> Exercise:
Each entry below should be retyped exactly as given.

Record extracts START

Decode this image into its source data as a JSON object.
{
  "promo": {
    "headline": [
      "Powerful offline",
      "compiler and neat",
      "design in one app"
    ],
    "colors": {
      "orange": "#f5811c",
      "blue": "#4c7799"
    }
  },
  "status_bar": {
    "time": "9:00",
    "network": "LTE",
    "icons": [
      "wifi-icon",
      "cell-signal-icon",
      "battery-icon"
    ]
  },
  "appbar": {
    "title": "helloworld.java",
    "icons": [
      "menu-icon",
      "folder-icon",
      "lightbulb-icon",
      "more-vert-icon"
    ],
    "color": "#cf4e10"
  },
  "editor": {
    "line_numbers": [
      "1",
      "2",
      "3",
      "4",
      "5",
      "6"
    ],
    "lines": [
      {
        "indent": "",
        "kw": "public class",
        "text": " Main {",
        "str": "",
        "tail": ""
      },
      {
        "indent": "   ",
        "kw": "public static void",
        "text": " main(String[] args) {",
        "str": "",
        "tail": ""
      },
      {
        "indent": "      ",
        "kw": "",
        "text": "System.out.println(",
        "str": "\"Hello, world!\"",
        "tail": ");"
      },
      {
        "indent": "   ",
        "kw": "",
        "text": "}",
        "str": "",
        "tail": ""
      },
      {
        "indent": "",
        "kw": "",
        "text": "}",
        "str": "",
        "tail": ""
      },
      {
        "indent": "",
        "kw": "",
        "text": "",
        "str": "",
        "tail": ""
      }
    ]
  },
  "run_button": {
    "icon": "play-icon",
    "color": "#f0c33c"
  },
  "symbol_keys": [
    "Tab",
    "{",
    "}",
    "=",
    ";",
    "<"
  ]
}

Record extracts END

> Answer for this exercise:
Decode this image into its source data as a JSON object.
{
  "promo": {
    "headline": [
      "Powerful offline",
      "compiler and neat",
      "design in one app"
    ],
    "colors": {
      "orange": "#f5811c",
      "blue": "#4c7799"
    }
  },
  "status_bar": {
    "time": "9:00",
    "network": "LTE",
    "icons": [
      "wifi-icon",
      "cell-signal-icon",
      "battery-icon"
    ]
  },
  "appbar": {
    "title": "helloworld.java",
    "icons": [
      "menu-icon",
      "folder-icon",
      "lightbulb-icon",
      "more-vert-icon"
    ],
    "color": "#cf4e10"
  },
  "editor": {
    "line_numbers": [
      "1",
      "2",
      "3",
      "4",
      "5",
      "6"
    ],
    "lines": [
      {
        "indent": "",
        "kw": "public class",
        "text": " Main {",
        "str": "",
        "tail": ""
      },
      {
        "indent": "   ",
        "kw": "public static void",
        "text": " main(String[] args) {",
        "str": "",
        "tail": ""
      },
      {
        "indent": "      ",
        "kw": "",
        "text": "System.out.println(",
        "str": "\"Hello, world!\"",
        "tail": ");"
      },
      {
        "indent": "   ",
        "kw": "",
        "text": "}",
        "str": "",
        "tail": ""
      },
      {
        "indent": "",
        "kw": "",
        "text": "}",
        "str": "",
        "tail": ""
      },
      {
        "indent": "",
        "kw": "",
        "text": "",
        "str": "",
        "tail": ""
      }
    ]
  },
  "run_button": {
    "icon": "play-icon",
    "color": "#f0c33c"
  },
  "symbol_keys": [
    "Tab",
    "{",
    "}",
    "=",
    ";",
    "<"
  ]
}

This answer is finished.